> **WHAT THE TASK REQUIRES**
From the records below, return every line containing the word "Hello".

> **RECORD SET**
- - -
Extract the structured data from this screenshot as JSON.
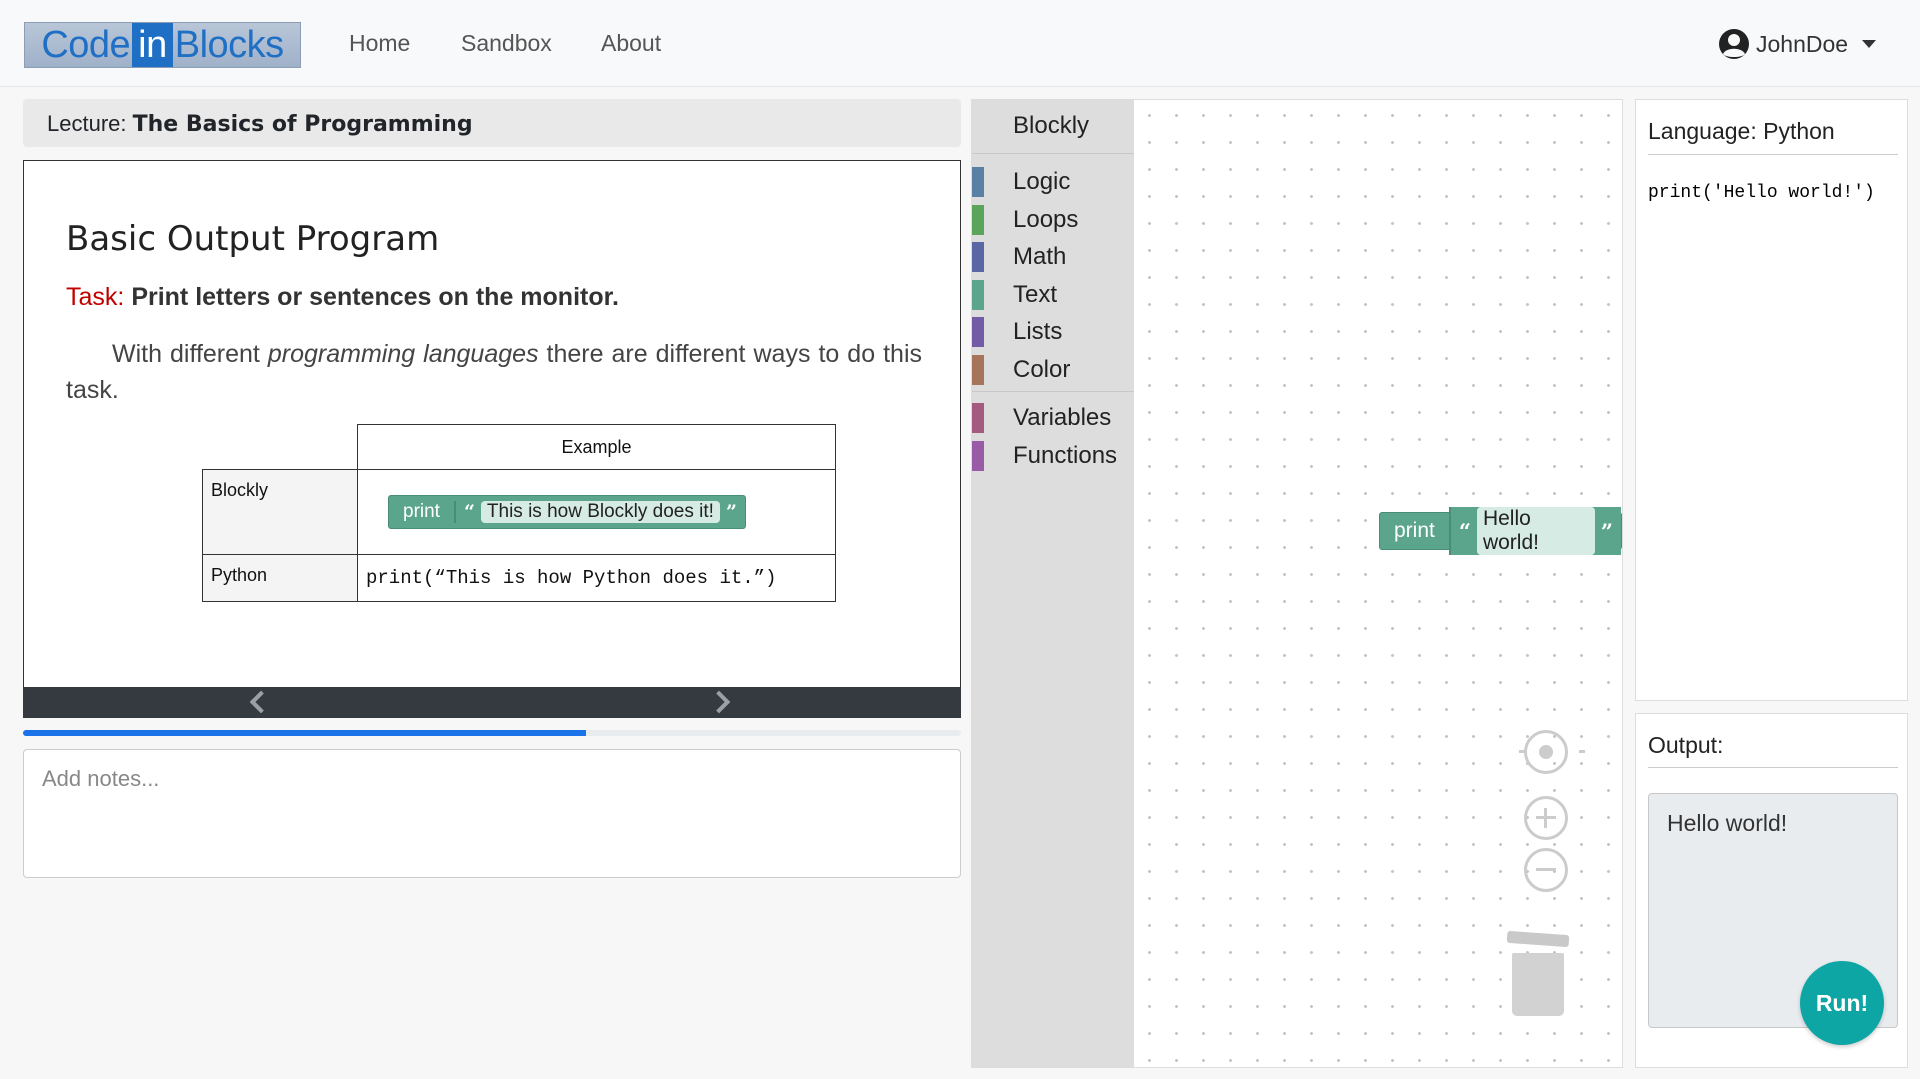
{
  "app": {
    "logo": {
      "left": "Code",
      "middle": "in",
      "right": "Blocks"
    }
  },
  "nav": {
    "home": "Home",
    "sandbox": "Sandbox",
    "about": "About",
    "user": "JohnDoe"
  },
  "lecture": {
    "prefix": "Lecture:",
    "title": "The Basics of Programming",
    "slide": {
      "title": "Basic Output Program",
      "task_label": "Task:",
      "task_text": "Print letters or sentences on the monitor.",
      "para_before": "With different ",
      "para_italic": "programming languages",
      "para_after": " there are different ways to do this task.",
      "table": {
        "header": "Example",
        "row1_label": "Blockly",
        "row1_block_keyword": "print",
        "row1_block_text": "This is how Blockly does it!",
        "row2_label": "Python",
        "row2_code": "print(“This is how Python does it.”)"
      }
    },
    "progress_fraction": 0.6,
    "notes_placeholder": "Add notes..."
  },
  "blockly": {
    "toolbox_title": "Blockly",
    "categories": [
      {
        "label": "Logic",
        "color": "#5b80a5"
      },
      {
        "label": "Loops",
        "color": "#5ba55b"
      },
      {
        "label": "Math",
        "color": "#5b67a5"
      },
      {
        "label": "Text",
        "color": "#5ba58c"
      },
      {
        "label": "Lists",
        "color": "#745ba5"
      },
      {
        "label": "Color",
        "color": "#a5745b"
      },
      {
        "label": "Variables",
        "color": "#a55b80"
      },
      {
        "label": "Functions",
        "color": "#995ba5"
      }
    ],
    "workspace_block": {
      "keyword": "print",
      "text": "Hello world!"
    }
  },
  "code": {
    "title": "Language: Python",
    "source": "print('Hello world!')"
  },
  "output": {
    "title": "Output:",
    "text": "Hello world!",
    "run_label": "Run!"
  }
}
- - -
> **ANSWER BELOW**
      "text": "Hello world!"
    "source": "print('Hello world!')"
    "text": "Hello world!",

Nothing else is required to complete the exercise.